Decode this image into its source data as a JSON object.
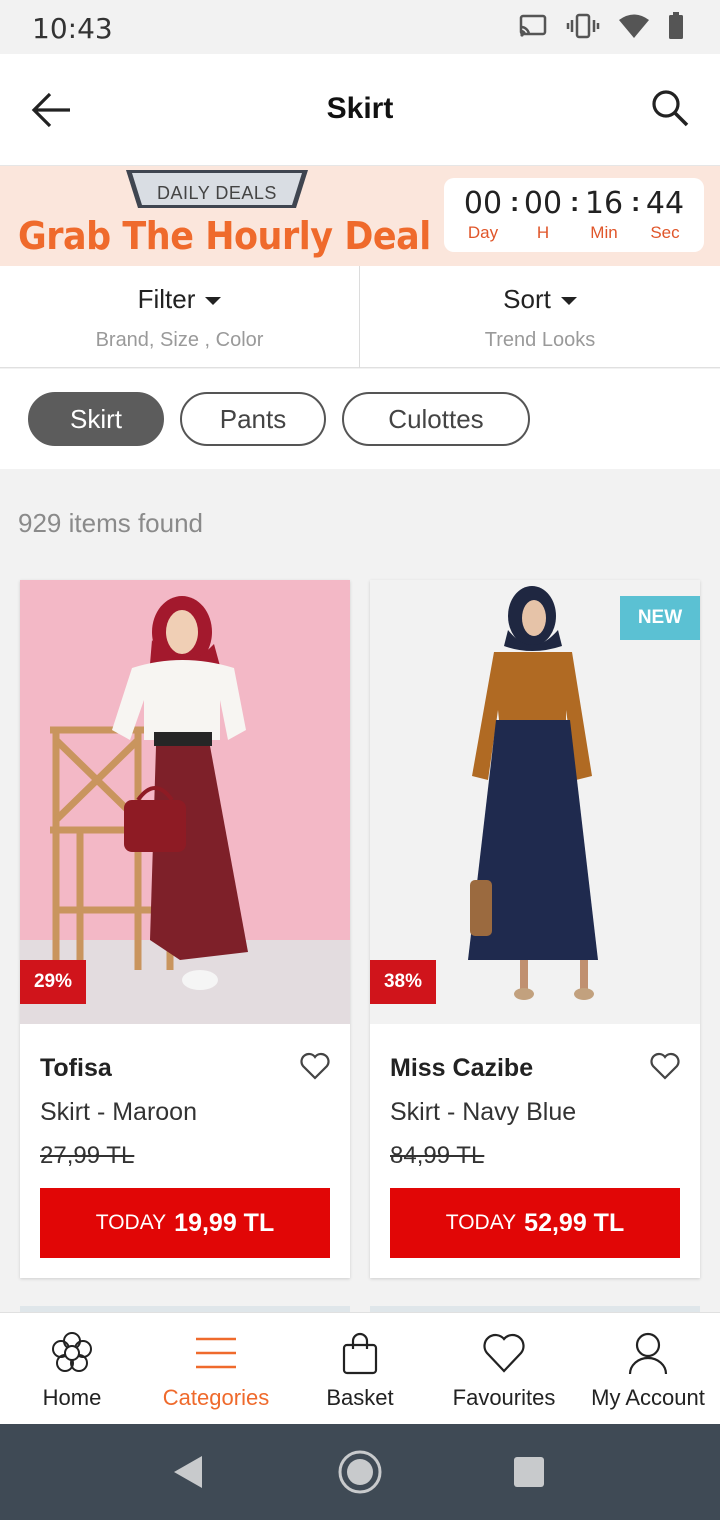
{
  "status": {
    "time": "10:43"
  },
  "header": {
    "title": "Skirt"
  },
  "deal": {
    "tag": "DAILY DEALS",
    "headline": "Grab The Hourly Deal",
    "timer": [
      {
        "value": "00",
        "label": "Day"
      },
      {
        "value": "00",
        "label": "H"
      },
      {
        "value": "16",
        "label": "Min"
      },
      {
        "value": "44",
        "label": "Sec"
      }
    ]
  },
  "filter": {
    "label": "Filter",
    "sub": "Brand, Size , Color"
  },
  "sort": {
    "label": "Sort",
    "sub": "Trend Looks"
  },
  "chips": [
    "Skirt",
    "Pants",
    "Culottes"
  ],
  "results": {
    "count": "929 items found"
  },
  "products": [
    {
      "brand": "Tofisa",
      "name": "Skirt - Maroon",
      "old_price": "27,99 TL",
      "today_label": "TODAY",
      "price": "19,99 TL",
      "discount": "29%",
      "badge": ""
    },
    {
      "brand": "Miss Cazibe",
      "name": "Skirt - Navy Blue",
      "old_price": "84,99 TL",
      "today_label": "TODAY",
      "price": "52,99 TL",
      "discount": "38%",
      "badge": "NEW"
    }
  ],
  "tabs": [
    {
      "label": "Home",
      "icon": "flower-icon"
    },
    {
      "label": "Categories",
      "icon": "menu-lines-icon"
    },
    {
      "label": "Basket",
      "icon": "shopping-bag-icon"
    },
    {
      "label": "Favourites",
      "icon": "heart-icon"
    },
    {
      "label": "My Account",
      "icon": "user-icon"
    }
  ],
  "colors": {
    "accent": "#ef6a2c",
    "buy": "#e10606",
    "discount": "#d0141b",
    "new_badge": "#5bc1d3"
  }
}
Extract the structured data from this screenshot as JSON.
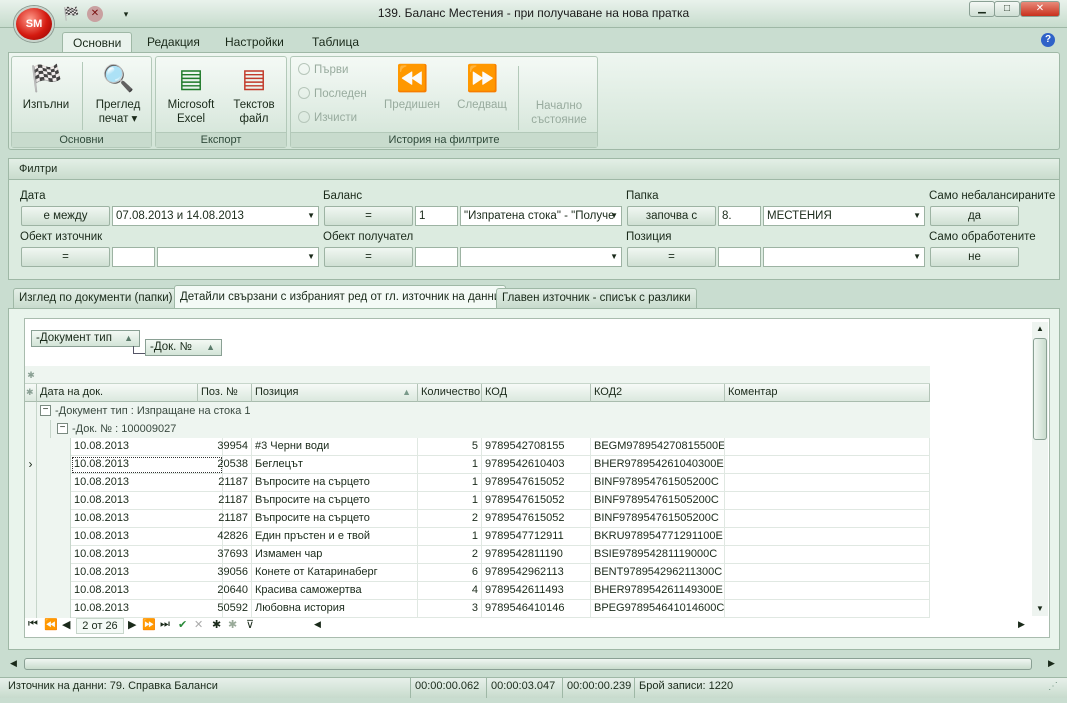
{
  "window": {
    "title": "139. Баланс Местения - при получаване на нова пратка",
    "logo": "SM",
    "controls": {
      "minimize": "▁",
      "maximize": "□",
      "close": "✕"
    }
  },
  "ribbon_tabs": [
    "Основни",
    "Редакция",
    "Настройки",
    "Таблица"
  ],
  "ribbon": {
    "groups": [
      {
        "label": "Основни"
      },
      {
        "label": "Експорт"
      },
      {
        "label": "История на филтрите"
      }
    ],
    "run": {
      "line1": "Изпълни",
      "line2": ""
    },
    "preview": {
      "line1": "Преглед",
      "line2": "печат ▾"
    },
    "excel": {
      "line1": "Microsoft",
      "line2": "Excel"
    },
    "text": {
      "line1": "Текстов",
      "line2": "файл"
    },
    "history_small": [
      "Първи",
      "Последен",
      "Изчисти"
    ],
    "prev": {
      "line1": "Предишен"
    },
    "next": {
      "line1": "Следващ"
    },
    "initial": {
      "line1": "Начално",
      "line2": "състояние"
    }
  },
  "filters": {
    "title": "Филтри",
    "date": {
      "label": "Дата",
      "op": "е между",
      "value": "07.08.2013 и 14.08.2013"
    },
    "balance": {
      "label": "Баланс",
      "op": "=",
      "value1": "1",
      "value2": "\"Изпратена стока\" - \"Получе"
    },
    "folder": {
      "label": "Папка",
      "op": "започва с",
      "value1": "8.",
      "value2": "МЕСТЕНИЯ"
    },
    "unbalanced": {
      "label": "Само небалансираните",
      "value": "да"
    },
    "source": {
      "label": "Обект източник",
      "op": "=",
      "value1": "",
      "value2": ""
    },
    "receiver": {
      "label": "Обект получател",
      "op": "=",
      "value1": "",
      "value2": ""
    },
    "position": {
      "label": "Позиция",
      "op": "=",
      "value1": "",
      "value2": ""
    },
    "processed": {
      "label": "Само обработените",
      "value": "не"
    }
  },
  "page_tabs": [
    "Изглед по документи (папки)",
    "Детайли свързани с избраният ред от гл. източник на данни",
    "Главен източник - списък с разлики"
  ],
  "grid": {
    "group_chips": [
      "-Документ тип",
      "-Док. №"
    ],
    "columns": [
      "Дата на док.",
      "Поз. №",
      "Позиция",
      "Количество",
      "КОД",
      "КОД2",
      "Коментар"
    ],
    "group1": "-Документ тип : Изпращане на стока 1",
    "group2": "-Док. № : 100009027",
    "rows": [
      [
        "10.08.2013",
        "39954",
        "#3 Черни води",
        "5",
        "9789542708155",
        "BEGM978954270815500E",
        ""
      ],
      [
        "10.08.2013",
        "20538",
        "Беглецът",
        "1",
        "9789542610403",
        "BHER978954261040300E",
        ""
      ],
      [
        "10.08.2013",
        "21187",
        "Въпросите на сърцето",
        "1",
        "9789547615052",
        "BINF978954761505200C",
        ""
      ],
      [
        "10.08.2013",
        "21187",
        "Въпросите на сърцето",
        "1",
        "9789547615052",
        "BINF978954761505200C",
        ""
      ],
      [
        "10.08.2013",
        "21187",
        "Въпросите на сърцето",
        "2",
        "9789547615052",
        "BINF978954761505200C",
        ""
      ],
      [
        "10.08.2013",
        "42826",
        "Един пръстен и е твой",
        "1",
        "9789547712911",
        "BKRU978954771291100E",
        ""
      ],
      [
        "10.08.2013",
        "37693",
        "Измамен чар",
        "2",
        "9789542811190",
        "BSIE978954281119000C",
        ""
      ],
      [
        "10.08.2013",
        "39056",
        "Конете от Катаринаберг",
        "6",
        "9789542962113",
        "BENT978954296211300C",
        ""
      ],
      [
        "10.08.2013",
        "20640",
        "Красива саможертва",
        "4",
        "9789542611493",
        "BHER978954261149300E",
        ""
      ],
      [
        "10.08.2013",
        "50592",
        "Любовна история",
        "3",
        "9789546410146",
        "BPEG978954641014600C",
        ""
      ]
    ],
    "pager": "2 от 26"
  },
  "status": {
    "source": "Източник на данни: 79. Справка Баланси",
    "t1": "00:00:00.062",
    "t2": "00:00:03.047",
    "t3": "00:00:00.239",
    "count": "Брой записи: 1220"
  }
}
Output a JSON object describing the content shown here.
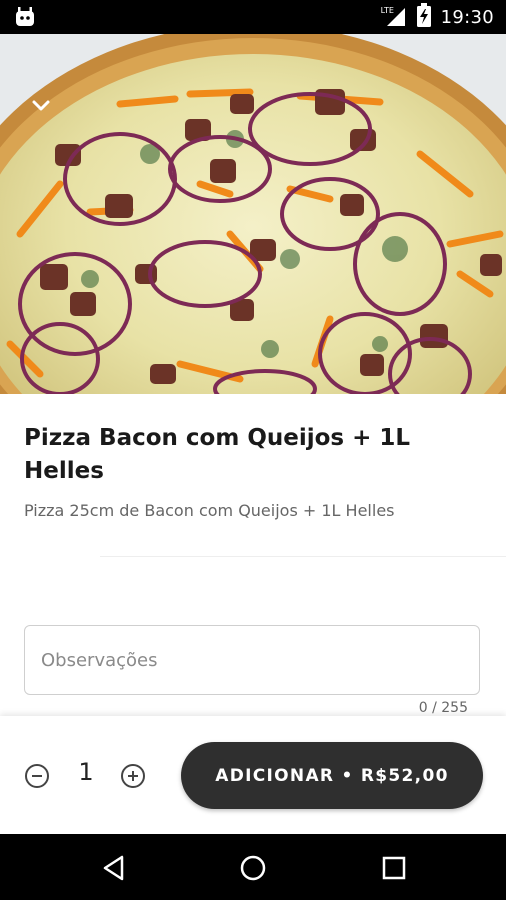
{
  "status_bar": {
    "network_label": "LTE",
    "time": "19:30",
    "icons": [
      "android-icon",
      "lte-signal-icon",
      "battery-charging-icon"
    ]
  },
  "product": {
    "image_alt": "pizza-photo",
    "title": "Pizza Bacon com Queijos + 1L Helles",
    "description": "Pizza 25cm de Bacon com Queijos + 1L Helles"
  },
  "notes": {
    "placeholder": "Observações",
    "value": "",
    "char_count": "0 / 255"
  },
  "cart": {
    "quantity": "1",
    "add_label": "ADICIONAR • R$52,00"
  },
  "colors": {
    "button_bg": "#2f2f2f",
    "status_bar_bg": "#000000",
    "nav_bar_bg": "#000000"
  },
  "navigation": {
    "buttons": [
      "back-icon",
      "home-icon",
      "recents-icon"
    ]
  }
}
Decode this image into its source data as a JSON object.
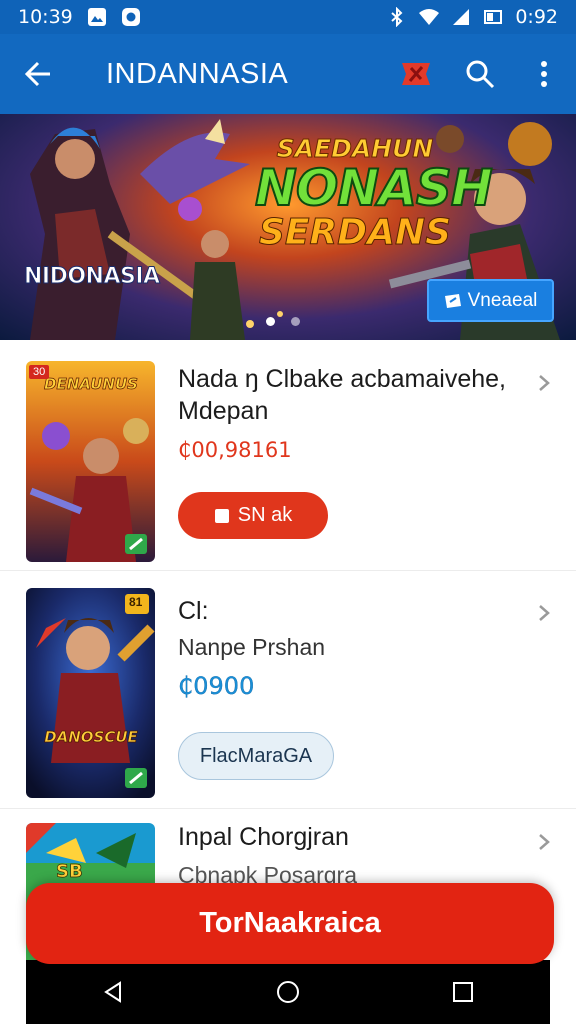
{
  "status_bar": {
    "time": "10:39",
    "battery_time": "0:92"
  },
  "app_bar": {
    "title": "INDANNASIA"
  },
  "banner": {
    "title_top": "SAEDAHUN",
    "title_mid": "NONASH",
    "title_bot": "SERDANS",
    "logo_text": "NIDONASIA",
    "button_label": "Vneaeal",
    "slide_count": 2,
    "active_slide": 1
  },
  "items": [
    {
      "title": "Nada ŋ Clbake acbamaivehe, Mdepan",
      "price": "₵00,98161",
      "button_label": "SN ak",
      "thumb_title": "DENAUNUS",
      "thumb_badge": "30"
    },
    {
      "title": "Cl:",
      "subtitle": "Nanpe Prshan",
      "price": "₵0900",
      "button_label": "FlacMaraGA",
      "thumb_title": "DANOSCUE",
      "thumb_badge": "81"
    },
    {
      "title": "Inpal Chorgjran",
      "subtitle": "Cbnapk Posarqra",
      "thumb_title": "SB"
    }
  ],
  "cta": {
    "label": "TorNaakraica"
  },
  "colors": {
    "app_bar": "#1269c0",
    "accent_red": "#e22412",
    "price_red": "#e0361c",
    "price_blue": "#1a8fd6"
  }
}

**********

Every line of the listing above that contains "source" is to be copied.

Decode this image into its source data as a JSON object.
    "source": {
    "source": "Източник на данни: 79. Справка Баланси",
Decode this image into its source data as a JSON object.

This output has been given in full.